• [EXERCISE INSTRUCTIONS] Copy out the data below verbatim.

• [SUPPLIED DATA]
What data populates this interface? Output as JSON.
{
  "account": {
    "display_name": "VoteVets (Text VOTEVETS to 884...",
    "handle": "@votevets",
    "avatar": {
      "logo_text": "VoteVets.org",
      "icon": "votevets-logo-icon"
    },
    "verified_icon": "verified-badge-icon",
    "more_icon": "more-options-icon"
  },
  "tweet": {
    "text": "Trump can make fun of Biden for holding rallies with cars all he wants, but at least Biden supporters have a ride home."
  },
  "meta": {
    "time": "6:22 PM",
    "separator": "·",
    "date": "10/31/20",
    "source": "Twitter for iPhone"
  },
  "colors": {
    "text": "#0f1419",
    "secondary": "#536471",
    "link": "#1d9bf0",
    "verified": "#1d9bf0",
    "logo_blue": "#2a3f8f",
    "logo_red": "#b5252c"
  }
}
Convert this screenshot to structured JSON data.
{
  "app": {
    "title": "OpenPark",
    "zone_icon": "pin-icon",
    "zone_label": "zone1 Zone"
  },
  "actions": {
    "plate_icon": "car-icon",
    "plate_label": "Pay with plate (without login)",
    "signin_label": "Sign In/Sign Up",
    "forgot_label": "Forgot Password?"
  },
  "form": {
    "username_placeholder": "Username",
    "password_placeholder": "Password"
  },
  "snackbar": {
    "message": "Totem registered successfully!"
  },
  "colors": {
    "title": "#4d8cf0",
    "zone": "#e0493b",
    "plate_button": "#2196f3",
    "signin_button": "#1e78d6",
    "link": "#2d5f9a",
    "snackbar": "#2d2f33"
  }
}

• [EXERCISE OUTPUT]
What data populates this interface? Output as JSON.
{
  "account": {
    "display_name": "VoteVets (Text VOTEVETS to 884...",
    "handle": "@votevets",
    "avatar": {
      "logo_text": "VoteVets.org",
      "icon": "votevets-logo-icon"
    },
    "verified_icon": "verified-badge-icon",
    "more_icon": "more-options-icon"
  },
  "tweet": {
    "text": "Trump can make fun of Biden for holding rallies with cars all he wants, but at least Biden supporters have a ride home."
  },
  "meta": {
    "time": "6:22 PM",
    "separator": "·",
    "date": "10/31/20",
    "source": "Twitter for iPhone"
  },
  "colors": {
    "text": "#0f1419",
    "secondary": "#536471",
    "link": "#1d9bf0",
    "verified": "#1d9bf0",
    "logo_blue": "#2a3f8f",
    "logo_red": "#b5252c"
  }
}
Convert this screenshot to structured JSON data.
{
  "app": {
    "title": "OpenPark",
    "zone_icon": "pin-icon",
    "zone_label": "zone1 Zone"
  },
  "actions": {
    "plate_icon": "car-icon",
    "plate_label": "Pay with plate (without login)",
    "signin_label": "Sign In/Sign Up",
    "forgot_label": "Forgot Password?"
  },
  "form": {
    "username_placeholder": "Username",
    "password_placeholder": "Password"
  },
  "snackbar": {
    "message": "Totem registered successfully!"
  },
  "colors": {
    "title": "#4d8cf0",
    "zone": "#e0493b",
    "plate_button": "#2196f3",
    "signin_button": "#1e78d6",
    "link": "#2d5f9a",
    "snackbar": "#2d2f33"
  }
}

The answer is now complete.